“I got my first concussion about 9 years ago and have gotten at least 14 more that the doctors know about since then. I played water polo in high school until my 4th concussion forced me to quit. Throughout my senior year of high school I went late and left early most days while sleeping through what I was there for. I struggled with my short term and long term memory, my friends had to tell me what classes I had and sometimes I would get lost in the hallways at school. Sometimes I would even get lost and forget where I lived.
Along with severe headaches, memory loss, and depression I also struggled with forming words, spelling simple words, walking, driving, holding conversations, and controlling my emotions. My life and personality had completely changed, and I can never go back. I was no longer the happy athletic girl who everyone thought was so sweet, I was now the sad sleepy girl who couldn’t even remember her childhood. I had to go to many types of therapy, most of which caused me severe pain, to try and regain some normalcy.
My mental processing when I was 18 had reduced to that of a 7 year old in some areas. I gained some of it back through hard work and ended up going to college but when I was there I got more concussions and had to return home. I had to go to rehab 6 hours a day 3 days a week at one of the top brain and spinal cord injury recovery hospitals in California. That was 2 years ago and since then I have suffered more concussions.
I still suffer from headaches 24/7, memory issues, and cognition problems. I am unable to do many normal college student activities or play games with my nephews and sometimes I get jealous and upset. I have tried countless treatments but nothing seems to help the headaches other than caffeine, which only helps for a short time. I still go to physical therapy. But I am starting to become more active and I am even taking classes. I have bad days but I try to enjoy the better days as much as possible.
The hardest part of my concussions is that no one close to me understands what I have/am going through. I felt, and sometimes still feel, so alone.
Many people, including my family, believe that I have faked some of my symptoms to get out of working hard. They believe this even though my personality and activities have completely changed, but I have come to accept it.

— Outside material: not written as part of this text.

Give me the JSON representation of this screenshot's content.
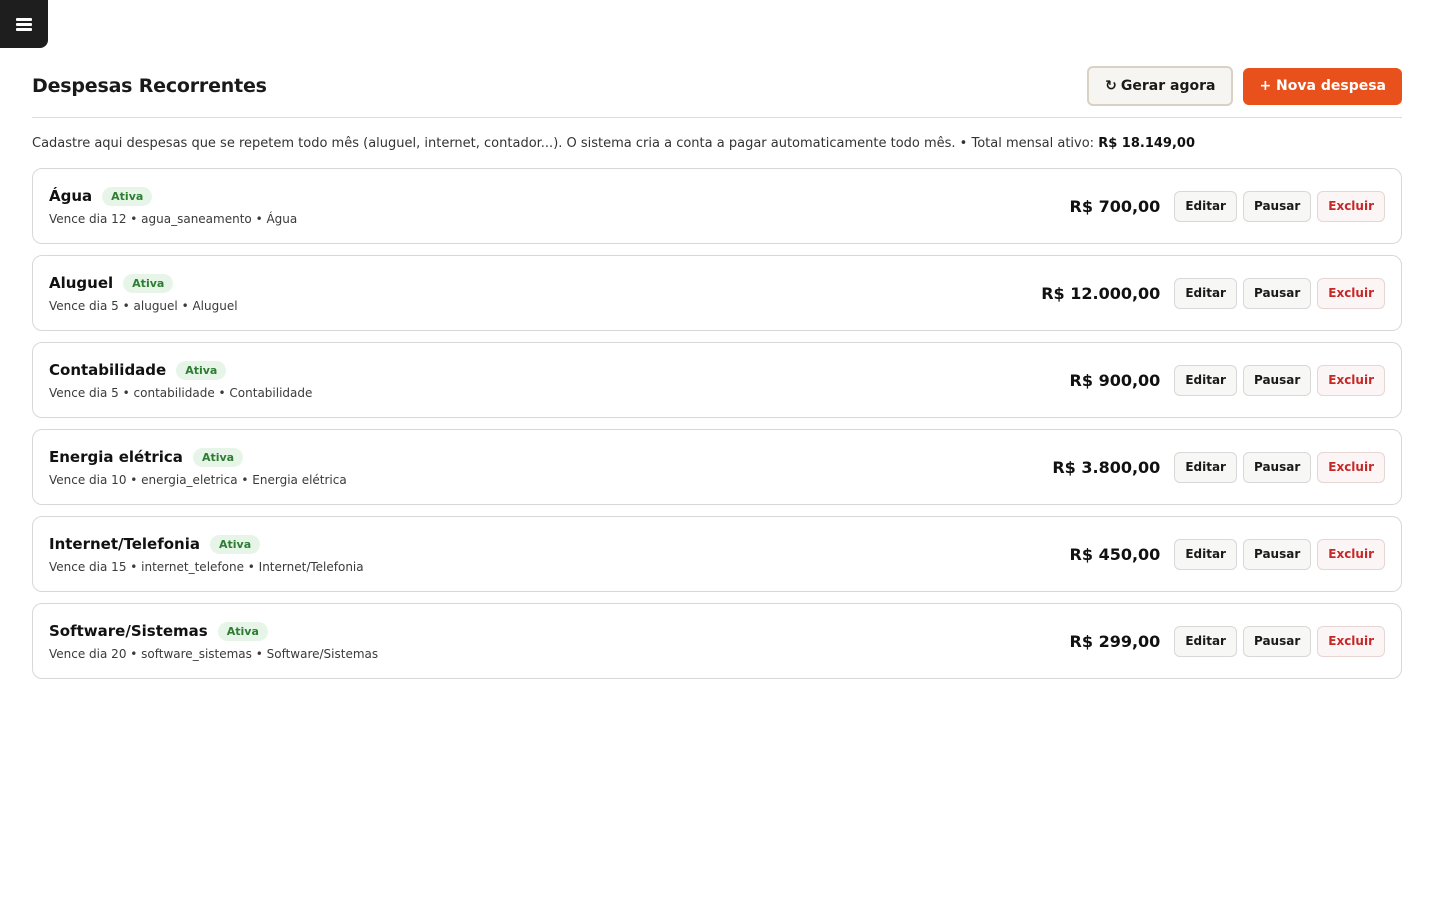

Their hostility/disbelief caused me to be ashamed of what I have been through so I hide my symptoms as much as possible. I fake being painless for other people’s sake and it drains me. But I have persevered. I am no longer the sad sleepy girl. I am strong. I am a survivor. To anyone who is living with a brain injury you are strong and you are not alone.”
-Meagen, TBI Survivor